Endocytosis is the process of uptake of cargo and ?uid from the extracellular space to inside the cell; defects in endo- cytosis contribute to a wide spectrum of diseases including cancer, neurodegeneration, and heart disease. Clathrin- mediated endocytosis (CME) is an archetypal example of a membrane deformation process where multiple variables such as pre-existing membrane curvature, membrane bending due to the protein machinery, membrane tension regula- tion, and actin-mediated forces govern the progression of vesiculation. Advances in imaging technology have recently led to an explosion in morphological and biochemical data sets that track the progression of CME. While computa- tional modeling of lipid bilayers has provided insight into the mechanics of membranes in general, a mechanistic and predictive framework that can relate the plasma membrane composition and plasma membrane-cytoskeleton interac- tions to the progression and robustness of CME is missing, resulting in a gap between the experimental advances in the study of CME and a predictive, mechanistic framework for harnessing CME for nanomedicines. Preliminary data from our group has shown that membrane tension plays an important role in governing the progression of CME. How does membrane tension govern the progression of CME in the presence of membrane-protein interactions and membrane-cytoskeleton interactions? Substantial preliminary data in this application supports the working hypothesis that membrane tension is a dynamic quantity that evolves over the progression of CME to modulate the energy bar- rier associated with vesiculation. Speci?cally, the work of the principal investigator, supported by ?ndings from others has identi?ed that membrane tension governs CME through a snapthrough instability. Building on these preliminary ?ndings, the goal of the proposed work is to elucidate the fundamental biophysical principles of CME. In the proposed work, we have outlined three hypotheses and aims aims that will enable us to close this knowledge gap.
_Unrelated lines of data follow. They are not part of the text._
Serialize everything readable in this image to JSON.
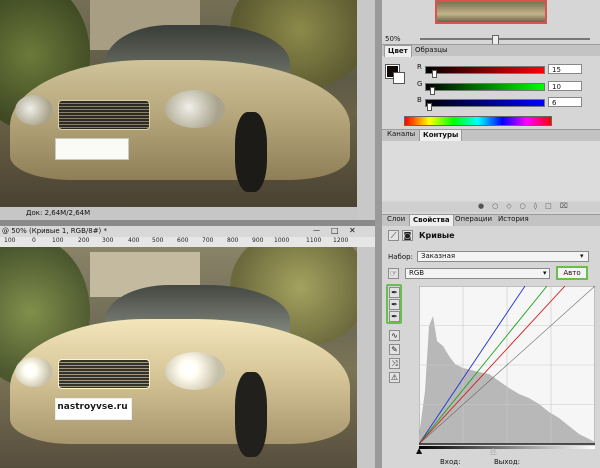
{
  "top_doc": {
    "status": "Док: 2,64M/2,64M"
  },
  "doc": {
    "title": "@ 50% (Кривые 1, RGB/8#) *",
    "minimize": "—",
    "maximize": "□",
    "close": "✕",
    "plate_text": "nastroyvse.ru",
    "ruler_ticks": [
      "100",
      "0",
      "100",
      "200",
      "300",
      "400",
      "500",
      "600",
      "700",
      "800",
      "900",
      "1000",
      "1100",
      "1200"
    ]
  },
  "navigator": {
    "zoom": "50%"
  },
  "color_panel": {
    "tabs": [
      "Цвет",
      "Образцы"
    ],
    "channels": [
      {
        "label": "R",
        "value": "15",
        "fraction": 0.06,
        "gradient": "linear-gradient(90deg,#000,#ff0000)"
      },
      {
        "label": "G",
        "value": "10",
        "fraction": 0.04,
        "gradient": "linear-gradient(90deg,#000,#00ff00)"
      },
      {
        "label": "B",
        "value": "6",
        "fraction": 0.02,
        "gradient": "linear-gradient(90deg,#000,#0000ff)"
      }
    ],
    "foreground": "#0f0a06",
    "background": "#ffffff"
  },
  "channels_panel": {
    "tabs": [
      "Каналы",
      "Контуры"
    ]
  },
  "properties_panel": {
    "tabs": [
      "Слои",
      "Свойства",
      "Операции",
      "История"
    ],
    "title": "Кривые",
    "preset_label": "Набор:",
    "preset_value": "Заказная",
    "channel_value": "RGB",
    "auto_button": "Авто",
    "input_label": "Вход:",
    "output_label": "Выход:"
  },
  "colors": {
    "highlight_green": "#6abf4b",
    "panel_bg": "#d6d6d6"
  }
}
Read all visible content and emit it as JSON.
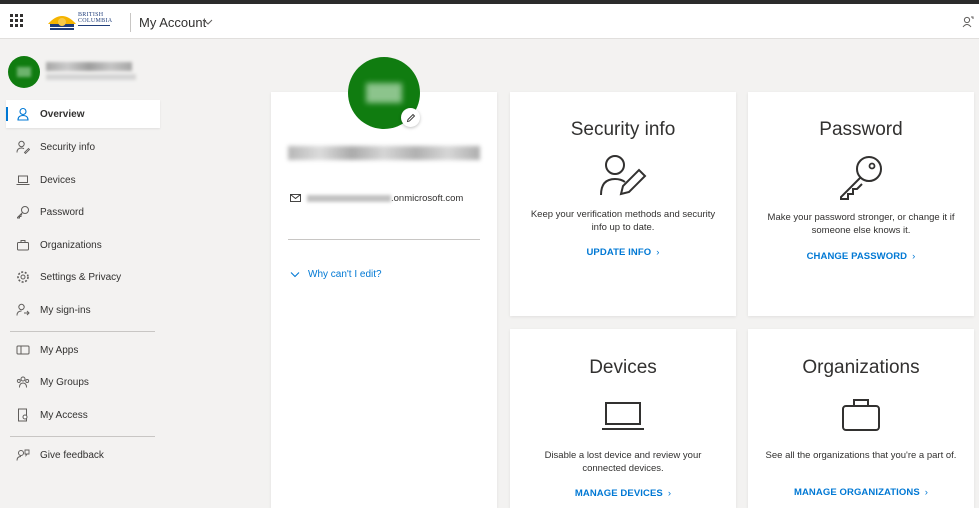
{
  "header": {
    "app_title": "My Account",
    "logo_line1": "BRITISH",
    "logo_line2": "COLUMBIA"
  },
  "sidebar": {
    "items": [
      {
        "label": "Overview",
        "icon": "person-icon",
        "active": true
      },
      {
        "label": "Security info",
        "icon": "person-key-icon"
      },
      {
        "label": "Devices",
        "icon": "laptop-icon"
      },
      {
        "label": "Password",
        "icon": "key-icon"
      },
      {
        "label": "Organizations",
        "icon": "briefcase-icon"
      },
      {
        "label": "Settings & Privacy",
        "icon": "gear-icon"
      },
      {
        "label": "My sign-ins",
        "icon": "person-signin-icon"
      },
      {
        "label": "My Apps",
        "icon": "apps-icon"
      },
      {
        "label": "My Groups",
        "icon": "groups-icon"
      },
      {
        "label": "My Access",
        "icon": "access-icon"
      },
      {
        "label": "Give feedback",
        "icon": "feedback-icon"
      }
    ]
  },
  "profile": {
    "email_suffix": "onmicrosoft.com",
    "why_edit": "Why can't I edit?"
  },
  "tiles": {
    "security": {
      "title": "Security info",
      "description": "Keep your verification methods and security info up to date.",
      "link": "UPDATE INFO"
    },
    "password": {
      "title": "Password",
      "description": "Make your password stronger, or change it if someone else knows it.",
      "link": "CHANGE PASSWORD"
    },
    "devices": {
      "title": "Devices",
      "description": "Disable a lost device and review your connected devices.",
      "link": "MANAGE DEVICES"
    },
    "organizations": {
      "title": "Organizations",
      "description": "See all the organizations that you're a part of.",
      "link": "MANAGE ORGANIZATIONS"
    }
  },
  "colors": {
    "accent": "#0078d4",
    "avatar": "#107c10",
    "background": "#f3f2f1"
  }
}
Aim 1 will test the hypothesis that membrane-protein interactions during CME are regulated by membrane tension dynamically; this hypothesis will be tested using new theoretical and computational models that will incorporate the energetics of mem- brane-protein interactions and in-plane diffusion of proteins along the membrane. It is expected that membrane tension will emerge as a dynamic modulator of local membrane deformations due to protein interactions.
Aim 2 will test the hypothesis that force generation during CME depends on the actin organization around an endocytic pit; this hypoth- esis will focus on the development of theoretical models that incorporate the dynamic and stochastic actin-membrane interactions and predict the spatio-temporal organization of actin ?laments around an endocytic pit.
Aim 3 will test the hypothesis that pre-existing curvature of the membrane can modify the energy landscape of the progression of CME; models will be developed to test this hypothesis using different initial curvatures of the substrate. Collectively, the insights provided by the modeling effort conducted in these three aims will provide insight into how membrane-protein and membrane-cytoskeleton interactions affect the progression of CME.
The proposed research is relevant to public health because defects in endocytosis are at the heart of many diseases including cancer, neurodegeneration, and heart disease. Therefore, the proposed research plan to elucidate the fun- damental biophysical principles underlying endocytosis is relevant to the part of NIH's mission that seeks to develop fundamental knowledge that will mitigate the burden of human disease. Further, the proposed work studies an in- novative method to modulate endocytosis using substrate curvature, paving the way for the potential design of new strategies to treat multiple pathologies.